1 Peter 4: 7-11

The end of all things is near; therefore be serious and discipline yourselves for the sake of your prayers. Above all, maintain constant love for one another, for love covers a multitude of sins. Be hospitable to one another without complaining. Like good stewards of the manifold grace of God, serve one another with whatever gift each of you has received. Whoever speaks must do so as one speaking the very words of God; whoever serves must do so with the strength that God supplies, so that God may be glorified in all things through Jesus Christ. To him belong the glory and the power forever and ever. Amen.

What is the difference between Grace and Mercy? Do they both just mean getting away without paying a debt, or having a debt forgiven? I think grace and mercy have more similarities than differences and, semantically, perhaps mercy is a subset of grace. If grace was fruit in general, than perhaps mercy would be strawberries – the kind of fruit that everyone likes unless they have an allergic reaction to it. Some people just cannot stomach mercy themselves. Of course, it is not unusual for a person to have digestive problems with more than one type of fruit.

The point is this: if you cannot receive mercy yourself, it becomes very hard to give it. Take Moses for example. He was a murderer and a refugee who went from nobility to nomad in a single day. Yet God chose him, had mercy upon him, and brought him to a place of honor above that of Pharoah himself. Having received mercy himself, Moses was willing to stand in the gap for the Hebrew people on mult iple occaisions. Peter also received a similar kind of mercy when, after denying even knowing Jesus, he was welcomed back into the fold and commissioned to tell the world about the grace and mercy he had received from Jesus.

Jesus told a parable specifically about the importance of being filled with and then sharing mercy,

Matthew 18:23-35

The Parable of the Unforgiving Servant

“For this reason the kingdom of heaven may be compared to a king who wished to settle accounts with his slaves. When he began the reckoning, one who owed him ten thousand talents was brought to him; and, as he could not pay, his lord ordered him to be sold, together with his wife and children and all his possessions, and payment to be made. So the slave fell on his knees before him, saying, ‘Have patience with me, and I will pay you everything.’ And out of pity for him, the lord of that slave released him and forgave him the debt. But that same slave, as he went out, came upon one of his fellow slaves who owed him a hundred denarii; and seizing him by the throat, he said, ‘Pay what you owe.’ Then his fellow slave fell down and pleaded with him, ‘Have patience with me, and I will pay you.’ But he refused; then he went and threw him into prison until he would pay the debt. When his fellow slaves saw what had happened, they were greatly distressed, and they went and reported to their lord all that had taken place. Then his lord summoned him and said to him, ‘You wicked slave! I forgave you all that debt because you pleaded with me. Should you not have had mercy on your fellow slave, as I had mercy on you?’ And in anger his lord handed him over to be tortured until he would pay his entire debt. So my heavenly Father will also do to every one of you, if you do not forgive your brother or sister from your heart.”

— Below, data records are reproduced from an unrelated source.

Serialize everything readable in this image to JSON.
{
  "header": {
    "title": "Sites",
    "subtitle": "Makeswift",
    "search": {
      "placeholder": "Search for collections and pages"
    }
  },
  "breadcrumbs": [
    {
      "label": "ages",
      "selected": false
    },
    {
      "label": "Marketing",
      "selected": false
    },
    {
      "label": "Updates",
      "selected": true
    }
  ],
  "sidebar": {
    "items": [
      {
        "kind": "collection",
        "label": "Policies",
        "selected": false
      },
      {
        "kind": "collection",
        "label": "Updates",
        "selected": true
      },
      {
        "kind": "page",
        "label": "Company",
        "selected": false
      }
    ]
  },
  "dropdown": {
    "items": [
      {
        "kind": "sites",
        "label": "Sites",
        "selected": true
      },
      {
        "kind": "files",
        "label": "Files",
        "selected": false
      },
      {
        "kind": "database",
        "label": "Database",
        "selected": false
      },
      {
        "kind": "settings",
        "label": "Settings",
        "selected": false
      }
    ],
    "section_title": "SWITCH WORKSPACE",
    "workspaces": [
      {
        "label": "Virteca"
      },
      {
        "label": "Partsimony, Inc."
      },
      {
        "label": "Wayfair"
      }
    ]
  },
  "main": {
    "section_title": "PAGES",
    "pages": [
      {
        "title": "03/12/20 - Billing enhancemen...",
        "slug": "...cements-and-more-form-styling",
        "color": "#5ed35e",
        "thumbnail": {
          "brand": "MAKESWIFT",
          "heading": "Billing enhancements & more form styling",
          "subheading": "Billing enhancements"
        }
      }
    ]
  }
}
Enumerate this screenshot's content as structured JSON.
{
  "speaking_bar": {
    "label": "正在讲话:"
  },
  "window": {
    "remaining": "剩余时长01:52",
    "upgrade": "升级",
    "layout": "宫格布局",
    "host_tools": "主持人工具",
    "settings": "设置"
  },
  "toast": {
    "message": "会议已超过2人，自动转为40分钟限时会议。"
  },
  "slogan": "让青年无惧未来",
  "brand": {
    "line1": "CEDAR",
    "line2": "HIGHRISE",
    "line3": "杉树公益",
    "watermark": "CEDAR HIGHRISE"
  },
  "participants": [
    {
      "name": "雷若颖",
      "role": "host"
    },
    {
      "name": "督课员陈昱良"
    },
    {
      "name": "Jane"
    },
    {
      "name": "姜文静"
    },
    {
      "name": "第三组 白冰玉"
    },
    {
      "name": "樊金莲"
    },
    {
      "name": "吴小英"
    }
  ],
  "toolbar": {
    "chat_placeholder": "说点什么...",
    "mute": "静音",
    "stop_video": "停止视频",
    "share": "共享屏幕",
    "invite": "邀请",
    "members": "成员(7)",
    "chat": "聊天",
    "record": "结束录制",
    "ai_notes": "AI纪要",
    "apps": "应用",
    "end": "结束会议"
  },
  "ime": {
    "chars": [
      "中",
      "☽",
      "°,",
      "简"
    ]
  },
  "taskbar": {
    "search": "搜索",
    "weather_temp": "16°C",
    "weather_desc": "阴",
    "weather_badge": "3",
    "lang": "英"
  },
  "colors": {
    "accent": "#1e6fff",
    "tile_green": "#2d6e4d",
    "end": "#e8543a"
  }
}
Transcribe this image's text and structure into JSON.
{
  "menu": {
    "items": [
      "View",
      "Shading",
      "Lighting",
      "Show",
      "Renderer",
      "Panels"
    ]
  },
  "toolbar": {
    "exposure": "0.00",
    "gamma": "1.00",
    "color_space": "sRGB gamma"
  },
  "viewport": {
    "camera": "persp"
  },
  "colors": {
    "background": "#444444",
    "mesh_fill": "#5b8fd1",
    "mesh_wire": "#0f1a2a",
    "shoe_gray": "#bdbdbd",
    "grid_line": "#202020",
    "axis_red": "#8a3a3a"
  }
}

and perhaps even more importantly, we are taught to pray, “forgive us our sins as we forgive those who sin against us”. Ironically, it seems that while we cannot give that which we have not received, we are filled with mercy ourselves only by giving it away. Mercy cannot be held. It can only flow through vessels.

How have you received mercy?

How have you shared that mercy?